I worked designing physical interactive installations [Invaders, 2008] that attracted people to congregate in a specific moment and place, to collectively experiment with new ways to relate to each other [Simon, 2013], looking for experiences that encourage people to create meaningful connections [business cards].
From design, I gradually moved into artistic practice. I built robots to exhibit our ease to assimilate new gestures and rapidly automate them [#artificialselfie, 2016], on purpose [Something is wrong, 2017] or without being completely aware of it [Sleep disorder, 2016]. I even surrendered control of my own gestures to others in order to stage the power of digital devices as behavioral design tools [Follow, 2018].
Sometimes, after meeting a person for the first time, we perform a ritual of exchanging contact details in order to formalize the new relationship. I used this moment and my business card as an excuse to explain more about my activity, about creating meaningful connections between people. That is why I decided to use business cards from others I met before with my email stuck on them.

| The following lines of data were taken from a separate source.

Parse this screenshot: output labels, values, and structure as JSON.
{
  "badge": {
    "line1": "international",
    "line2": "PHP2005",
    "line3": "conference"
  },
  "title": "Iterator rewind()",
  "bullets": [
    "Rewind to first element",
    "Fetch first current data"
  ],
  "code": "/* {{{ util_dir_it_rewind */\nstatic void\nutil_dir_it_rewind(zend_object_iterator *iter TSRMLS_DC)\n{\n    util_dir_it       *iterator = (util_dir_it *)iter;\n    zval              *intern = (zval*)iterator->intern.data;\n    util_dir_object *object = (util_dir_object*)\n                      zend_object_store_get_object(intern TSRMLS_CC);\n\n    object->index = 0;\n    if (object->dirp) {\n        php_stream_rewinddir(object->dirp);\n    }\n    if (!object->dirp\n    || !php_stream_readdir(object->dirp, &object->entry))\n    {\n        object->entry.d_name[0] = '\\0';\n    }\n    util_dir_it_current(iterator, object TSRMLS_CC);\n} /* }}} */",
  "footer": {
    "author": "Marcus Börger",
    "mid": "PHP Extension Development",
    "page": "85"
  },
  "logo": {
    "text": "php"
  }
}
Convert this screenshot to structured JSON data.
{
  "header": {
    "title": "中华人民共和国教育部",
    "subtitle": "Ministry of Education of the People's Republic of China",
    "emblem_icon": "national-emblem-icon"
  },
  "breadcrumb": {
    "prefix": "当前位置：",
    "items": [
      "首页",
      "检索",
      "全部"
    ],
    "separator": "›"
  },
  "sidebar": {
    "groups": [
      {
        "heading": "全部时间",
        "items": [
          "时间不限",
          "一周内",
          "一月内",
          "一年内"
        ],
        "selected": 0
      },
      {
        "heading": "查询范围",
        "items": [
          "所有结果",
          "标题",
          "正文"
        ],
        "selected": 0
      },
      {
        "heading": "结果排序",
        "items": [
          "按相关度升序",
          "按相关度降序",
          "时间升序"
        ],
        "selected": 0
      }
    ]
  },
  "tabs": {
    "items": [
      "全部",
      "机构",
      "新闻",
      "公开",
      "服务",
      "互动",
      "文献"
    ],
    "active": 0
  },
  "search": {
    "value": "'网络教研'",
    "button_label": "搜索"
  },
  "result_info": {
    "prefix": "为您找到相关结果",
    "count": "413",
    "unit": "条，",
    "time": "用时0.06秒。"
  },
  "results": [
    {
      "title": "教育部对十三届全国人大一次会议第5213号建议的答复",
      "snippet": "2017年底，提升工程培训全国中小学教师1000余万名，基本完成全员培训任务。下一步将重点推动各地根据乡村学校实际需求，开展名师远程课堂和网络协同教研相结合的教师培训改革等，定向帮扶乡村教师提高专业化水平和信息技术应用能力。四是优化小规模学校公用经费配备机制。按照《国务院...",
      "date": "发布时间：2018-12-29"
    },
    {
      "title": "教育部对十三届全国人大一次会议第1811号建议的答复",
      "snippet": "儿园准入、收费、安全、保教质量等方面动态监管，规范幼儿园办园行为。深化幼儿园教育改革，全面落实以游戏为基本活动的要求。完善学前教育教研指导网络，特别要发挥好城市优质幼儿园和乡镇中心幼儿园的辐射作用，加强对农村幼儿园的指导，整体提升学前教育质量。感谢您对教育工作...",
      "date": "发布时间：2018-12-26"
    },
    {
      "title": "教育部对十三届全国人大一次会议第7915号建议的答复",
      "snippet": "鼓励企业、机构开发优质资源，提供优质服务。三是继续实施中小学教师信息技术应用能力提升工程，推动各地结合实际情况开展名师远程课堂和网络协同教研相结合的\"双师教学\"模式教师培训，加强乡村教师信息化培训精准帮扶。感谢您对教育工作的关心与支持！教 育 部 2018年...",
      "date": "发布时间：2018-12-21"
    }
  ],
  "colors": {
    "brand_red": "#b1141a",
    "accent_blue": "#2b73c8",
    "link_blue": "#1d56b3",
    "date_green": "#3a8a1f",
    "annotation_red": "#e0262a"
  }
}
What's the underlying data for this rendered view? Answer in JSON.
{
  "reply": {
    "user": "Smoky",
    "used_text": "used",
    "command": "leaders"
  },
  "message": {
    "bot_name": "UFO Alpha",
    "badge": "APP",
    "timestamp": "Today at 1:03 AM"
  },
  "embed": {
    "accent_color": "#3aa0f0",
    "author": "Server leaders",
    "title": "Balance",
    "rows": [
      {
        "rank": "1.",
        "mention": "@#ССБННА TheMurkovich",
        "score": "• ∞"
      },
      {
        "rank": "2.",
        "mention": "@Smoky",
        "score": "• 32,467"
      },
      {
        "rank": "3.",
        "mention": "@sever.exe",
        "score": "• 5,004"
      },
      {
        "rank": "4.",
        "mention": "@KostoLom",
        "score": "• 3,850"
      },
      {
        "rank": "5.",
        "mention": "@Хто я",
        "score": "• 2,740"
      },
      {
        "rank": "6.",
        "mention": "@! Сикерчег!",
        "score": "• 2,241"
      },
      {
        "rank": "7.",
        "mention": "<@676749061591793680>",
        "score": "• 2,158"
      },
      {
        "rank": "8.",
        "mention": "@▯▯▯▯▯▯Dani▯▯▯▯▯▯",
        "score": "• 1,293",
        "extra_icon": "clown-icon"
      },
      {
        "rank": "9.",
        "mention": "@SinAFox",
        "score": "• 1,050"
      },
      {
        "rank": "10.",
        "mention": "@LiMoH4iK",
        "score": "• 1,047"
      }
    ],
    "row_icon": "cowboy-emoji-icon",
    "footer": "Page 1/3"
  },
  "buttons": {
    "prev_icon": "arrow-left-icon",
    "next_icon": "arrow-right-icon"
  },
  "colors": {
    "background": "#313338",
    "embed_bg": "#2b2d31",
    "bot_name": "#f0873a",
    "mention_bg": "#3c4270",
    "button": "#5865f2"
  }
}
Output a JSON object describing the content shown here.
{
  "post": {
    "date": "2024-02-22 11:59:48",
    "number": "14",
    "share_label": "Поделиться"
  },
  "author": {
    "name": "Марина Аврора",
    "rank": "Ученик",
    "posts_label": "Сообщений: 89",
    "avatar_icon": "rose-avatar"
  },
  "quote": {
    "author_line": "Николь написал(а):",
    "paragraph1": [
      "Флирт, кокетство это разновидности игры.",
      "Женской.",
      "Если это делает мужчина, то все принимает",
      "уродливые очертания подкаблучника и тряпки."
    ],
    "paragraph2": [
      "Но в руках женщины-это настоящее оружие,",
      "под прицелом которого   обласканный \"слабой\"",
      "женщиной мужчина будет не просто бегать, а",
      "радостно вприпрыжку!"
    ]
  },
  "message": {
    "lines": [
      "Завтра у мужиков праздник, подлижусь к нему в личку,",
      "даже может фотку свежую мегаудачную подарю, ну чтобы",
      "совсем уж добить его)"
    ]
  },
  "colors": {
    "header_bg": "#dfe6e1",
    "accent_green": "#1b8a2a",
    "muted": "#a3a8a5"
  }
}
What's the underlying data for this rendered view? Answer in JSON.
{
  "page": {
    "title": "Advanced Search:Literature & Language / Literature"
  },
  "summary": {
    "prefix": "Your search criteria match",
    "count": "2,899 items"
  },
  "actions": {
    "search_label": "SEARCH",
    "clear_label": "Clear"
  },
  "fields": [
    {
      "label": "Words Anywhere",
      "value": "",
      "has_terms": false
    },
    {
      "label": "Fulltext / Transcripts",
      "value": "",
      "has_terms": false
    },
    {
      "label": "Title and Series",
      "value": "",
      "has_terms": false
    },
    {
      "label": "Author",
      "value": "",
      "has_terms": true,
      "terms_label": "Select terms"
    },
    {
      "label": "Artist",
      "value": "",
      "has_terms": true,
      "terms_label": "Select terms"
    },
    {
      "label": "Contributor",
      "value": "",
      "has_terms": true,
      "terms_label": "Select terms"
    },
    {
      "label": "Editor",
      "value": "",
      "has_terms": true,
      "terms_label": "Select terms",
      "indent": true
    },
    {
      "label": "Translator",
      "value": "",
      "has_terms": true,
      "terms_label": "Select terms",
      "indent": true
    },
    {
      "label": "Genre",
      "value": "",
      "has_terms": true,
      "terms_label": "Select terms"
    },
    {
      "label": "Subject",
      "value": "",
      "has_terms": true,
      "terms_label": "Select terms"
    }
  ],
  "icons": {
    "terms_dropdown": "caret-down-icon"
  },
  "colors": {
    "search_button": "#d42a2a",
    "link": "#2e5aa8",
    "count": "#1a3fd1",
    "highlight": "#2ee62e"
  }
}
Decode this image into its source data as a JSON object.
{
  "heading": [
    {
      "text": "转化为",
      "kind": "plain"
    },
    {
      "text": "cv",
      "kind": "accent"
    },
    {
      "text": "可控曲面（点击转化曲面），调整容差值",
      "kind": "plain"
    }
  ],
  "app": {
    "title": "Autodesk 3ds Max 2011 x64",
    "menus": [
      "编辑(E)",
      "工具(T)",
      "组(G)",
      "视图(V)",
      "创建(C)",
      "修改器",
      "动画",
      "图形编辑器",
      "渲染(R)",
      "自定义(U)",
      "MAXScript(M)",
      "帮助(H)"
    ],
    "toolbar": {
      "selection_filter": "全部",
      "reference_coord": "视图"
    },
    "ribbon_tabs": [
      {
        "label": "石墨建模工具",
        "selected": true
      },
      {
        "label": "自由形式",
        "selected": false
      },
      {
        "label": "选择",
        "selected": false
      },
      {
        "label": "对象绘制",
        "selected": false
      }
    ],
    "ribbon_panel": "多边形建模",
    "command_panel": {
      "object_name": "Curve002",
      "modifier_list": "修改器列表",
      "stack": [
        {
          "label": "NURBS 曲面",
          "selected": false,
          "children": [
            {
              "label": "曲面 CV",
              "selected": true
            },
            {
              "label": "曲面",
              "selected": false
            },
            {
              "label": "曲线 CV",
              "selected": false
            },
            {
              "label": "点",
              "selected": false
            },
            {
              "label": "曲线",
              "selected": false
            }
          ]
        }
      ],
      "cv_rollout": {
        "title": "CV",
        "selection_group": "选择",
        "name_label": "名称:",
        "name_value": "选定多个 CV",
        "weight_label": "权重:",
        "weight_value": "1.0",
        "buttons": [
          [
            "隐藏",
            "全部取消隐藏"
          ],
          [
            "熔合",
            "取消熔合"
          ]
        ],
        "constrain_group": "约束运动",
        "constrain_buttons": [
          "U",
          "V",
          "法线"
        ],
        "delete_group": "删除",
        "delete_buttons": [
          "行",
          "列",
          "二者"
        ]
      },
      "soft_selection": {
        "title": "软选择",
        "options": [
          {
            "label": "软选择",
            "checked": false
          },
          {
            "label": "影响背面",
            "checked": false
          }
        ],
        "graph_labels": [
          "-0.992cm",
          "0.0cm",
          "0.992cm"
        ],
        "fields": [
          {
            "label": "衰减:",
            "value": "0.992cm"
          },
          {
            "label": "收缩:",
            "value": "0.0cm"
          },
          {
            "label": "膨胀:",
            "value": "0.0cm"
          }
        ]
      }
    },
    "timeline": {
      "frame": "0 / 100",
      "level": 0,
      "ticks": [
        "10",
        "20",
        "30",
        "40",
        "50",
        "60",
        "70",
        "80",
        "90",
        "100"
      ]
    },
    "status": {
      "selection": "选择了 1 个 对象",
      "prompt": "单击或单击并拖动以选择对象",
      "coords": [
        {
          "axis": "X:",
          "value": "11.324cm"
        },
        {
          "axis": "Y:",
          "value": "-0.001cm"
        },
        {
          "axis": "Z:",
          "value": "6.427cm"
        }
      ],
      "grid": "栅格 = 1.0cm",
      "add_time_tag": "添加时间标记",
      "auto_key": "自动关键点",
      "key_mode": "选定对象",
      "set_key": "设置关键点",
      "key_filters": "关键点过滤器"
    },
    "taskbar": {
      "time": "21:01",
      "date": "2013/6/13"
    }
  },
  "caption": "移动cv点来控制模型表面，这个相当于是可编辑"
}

In this way, I was not only sharing my contact, but the means to contact another person who I would carefully choose from my deck, looking together with my new acquaintance for common points of interest or ways in which they could complement each other.